## WHAT THE EXERCISE ASKS
Filter the data below for the string "likes" and copy each matching line.

## SUPPLIED DATA
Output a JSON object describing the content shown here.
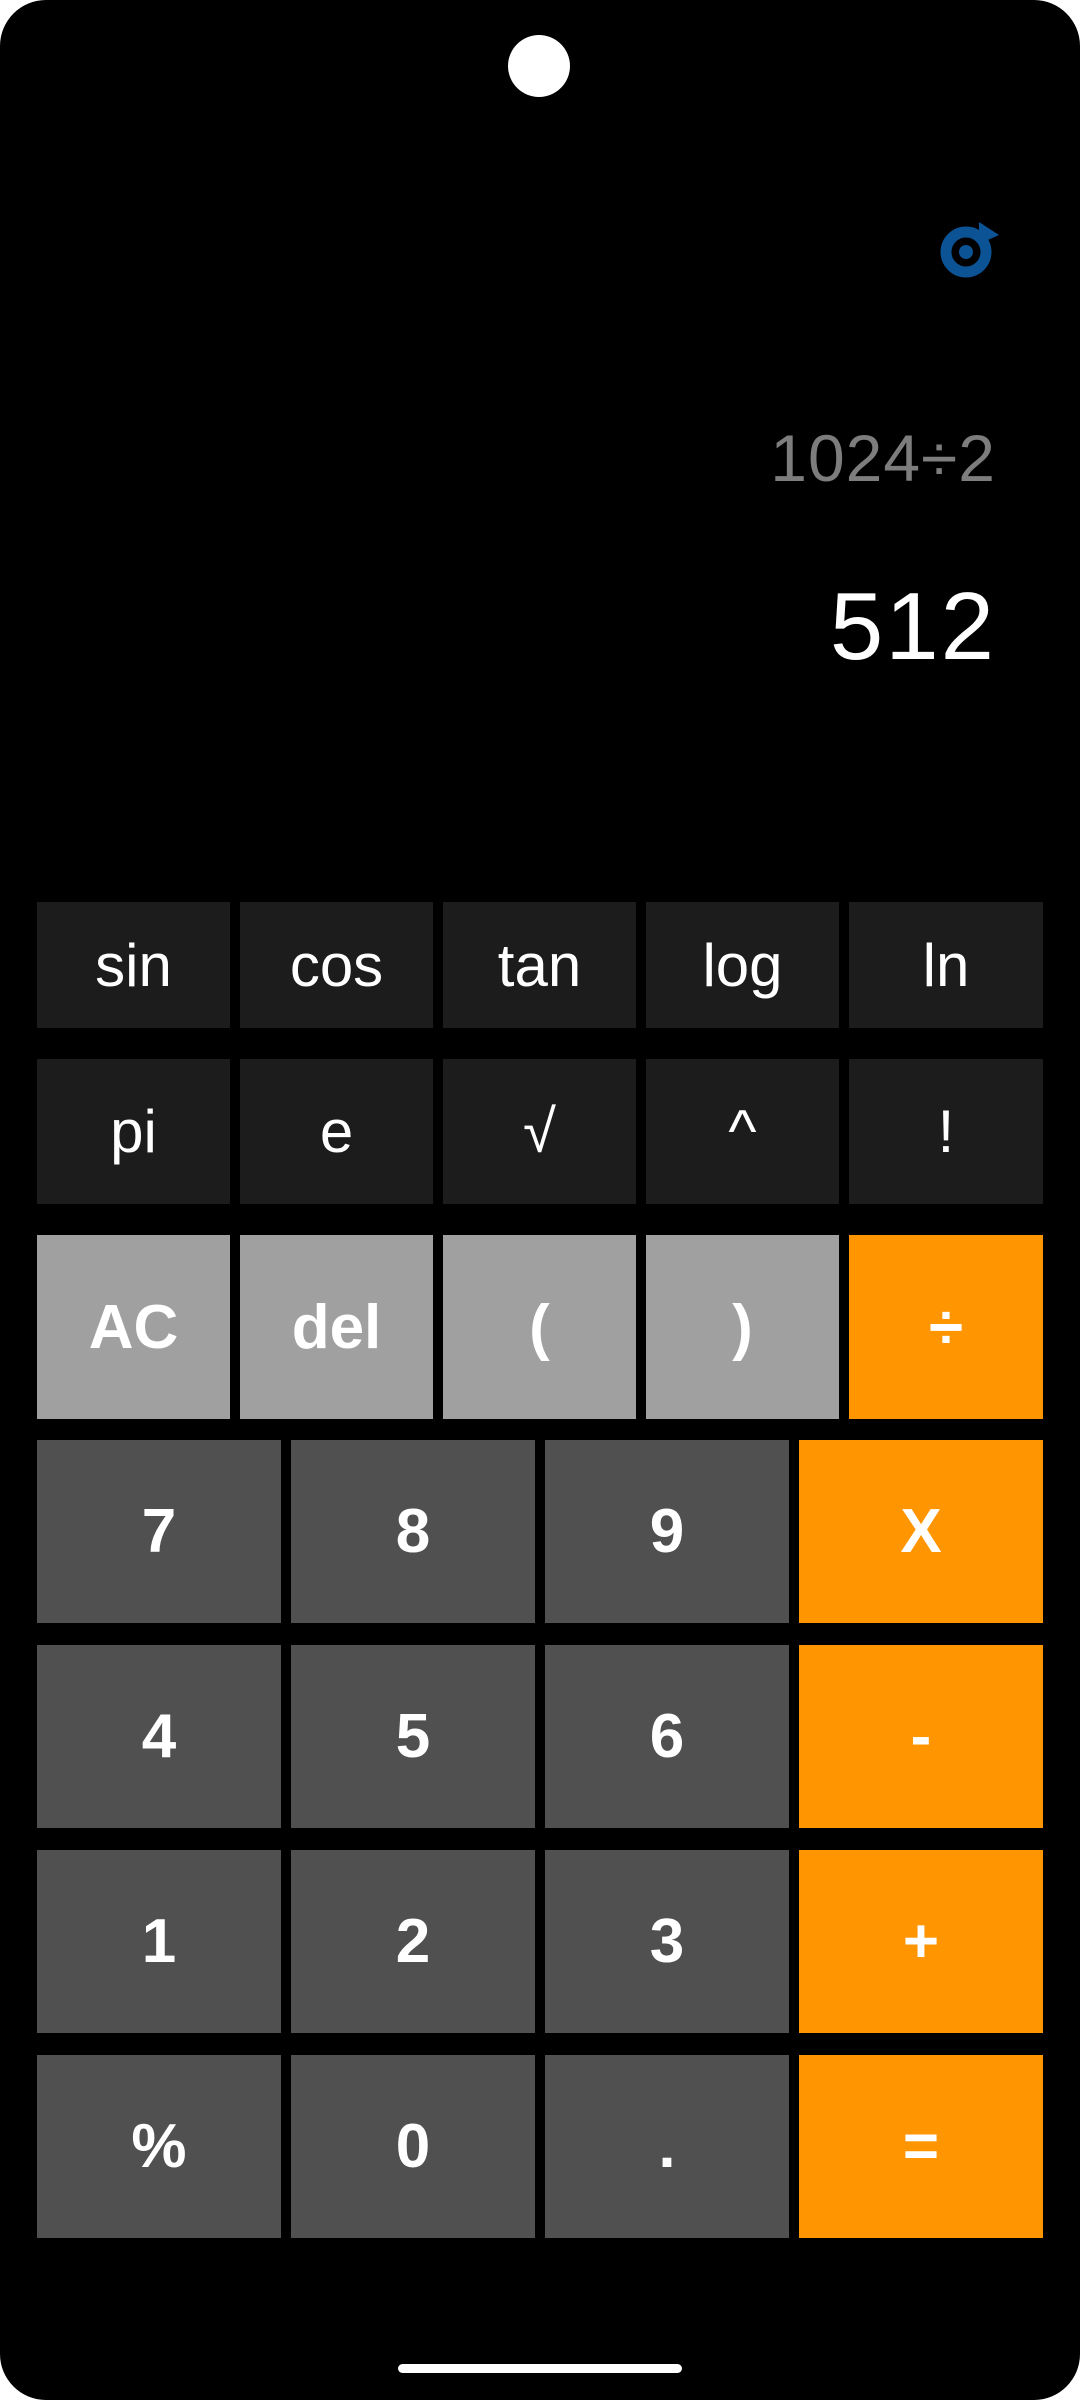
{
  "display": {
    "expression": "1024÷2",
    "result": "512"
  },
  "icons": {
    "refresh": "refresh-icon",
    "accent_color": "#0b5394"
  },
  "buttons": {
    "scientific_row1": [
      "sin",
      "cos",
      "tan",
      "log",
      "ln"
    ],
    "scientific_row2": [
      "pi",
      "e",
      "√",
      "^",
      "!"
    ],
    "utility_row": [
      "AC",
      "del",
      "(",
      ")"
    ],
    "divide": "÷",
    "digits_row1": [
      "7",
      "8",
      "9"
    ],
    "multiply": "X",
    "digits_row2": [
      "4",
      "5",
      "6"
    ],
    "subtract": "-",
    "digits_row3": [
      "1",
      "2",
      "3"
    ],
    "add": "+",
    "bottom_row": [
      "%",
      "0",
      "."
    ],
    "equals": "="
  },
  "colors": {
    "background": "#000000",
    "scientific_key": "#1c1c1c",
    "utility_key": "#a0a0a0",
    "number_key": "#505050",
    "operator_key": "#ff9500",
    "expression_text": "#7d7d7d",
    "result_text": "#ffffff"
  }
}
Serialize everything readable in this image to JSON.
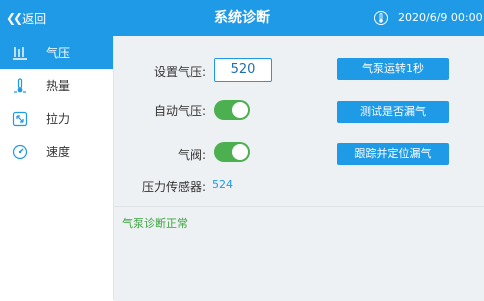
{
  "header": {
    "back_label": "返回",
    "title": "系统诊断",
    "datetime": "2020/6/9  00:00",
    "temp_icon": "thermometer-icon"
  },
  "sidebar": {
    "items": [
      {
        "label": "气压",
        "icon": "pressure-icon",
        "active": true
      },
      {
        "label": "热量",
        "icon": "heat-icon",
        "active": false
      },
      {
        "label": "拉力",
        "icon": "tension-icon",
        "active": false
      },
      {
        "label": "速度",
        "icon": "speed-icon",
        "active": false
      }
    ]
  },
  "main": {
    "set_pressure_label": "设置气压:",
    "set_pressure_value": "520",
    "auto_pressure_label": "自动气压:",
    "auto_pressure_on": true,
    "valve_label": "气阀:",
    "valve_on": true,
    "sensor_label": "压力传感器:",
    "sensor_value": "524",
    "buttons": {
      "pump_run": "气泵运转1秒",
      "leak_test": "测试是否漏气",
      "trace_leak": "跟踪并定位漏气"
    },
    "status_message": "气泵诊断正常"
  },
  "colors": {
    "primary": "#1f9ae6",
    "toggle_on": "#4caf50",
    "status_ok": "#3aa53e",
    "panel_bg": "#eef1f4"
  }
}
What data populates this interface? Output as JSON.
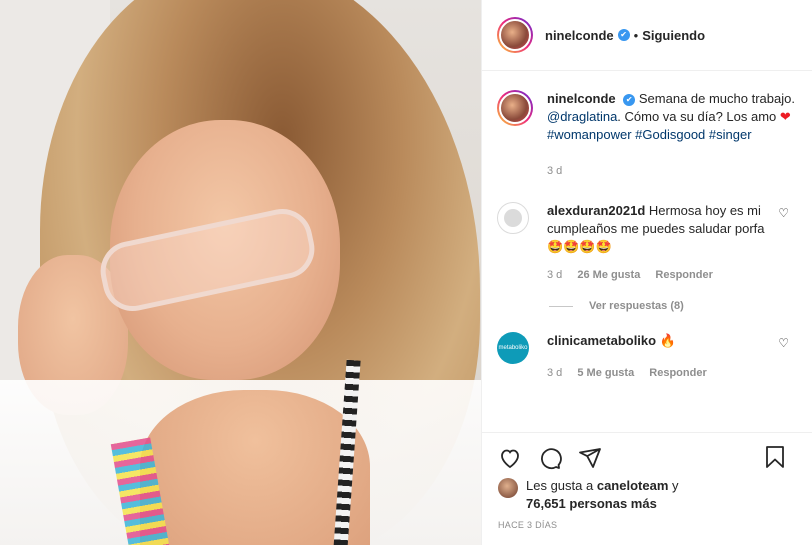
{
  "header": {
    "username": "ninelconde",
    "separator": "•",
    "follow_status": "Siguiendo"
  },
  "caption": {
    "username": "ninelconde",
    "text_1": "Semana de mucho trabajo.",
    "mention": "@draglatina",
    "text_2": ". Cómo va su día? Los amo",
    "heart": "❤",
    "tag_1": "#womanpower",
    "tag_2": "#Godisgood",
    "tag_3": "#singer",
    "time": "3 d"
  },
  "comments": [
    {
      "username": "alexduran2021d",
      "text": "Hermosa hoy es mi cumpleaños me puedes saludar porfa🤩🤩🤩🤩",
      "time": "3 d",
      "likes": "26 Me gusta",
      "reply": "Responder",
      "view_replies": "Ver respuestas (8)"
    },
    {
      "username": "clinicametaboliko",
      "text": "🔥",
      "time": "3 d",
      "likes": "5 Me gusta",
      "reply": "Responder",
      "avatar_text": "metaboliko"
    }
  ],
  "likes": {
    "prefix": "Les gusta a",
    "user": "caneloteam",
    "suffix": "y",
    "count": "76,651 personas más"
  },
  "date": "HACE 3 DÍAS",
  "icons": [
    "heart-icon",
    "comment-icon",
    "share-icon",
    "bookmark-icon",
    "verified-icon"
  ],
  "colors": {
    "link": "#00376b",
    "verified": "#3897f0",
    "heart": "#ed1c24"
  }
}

## EXERCISE RESULT
      "likes": "26 Me gusta",
      "likes": "5 Me gusta",
  "likes": {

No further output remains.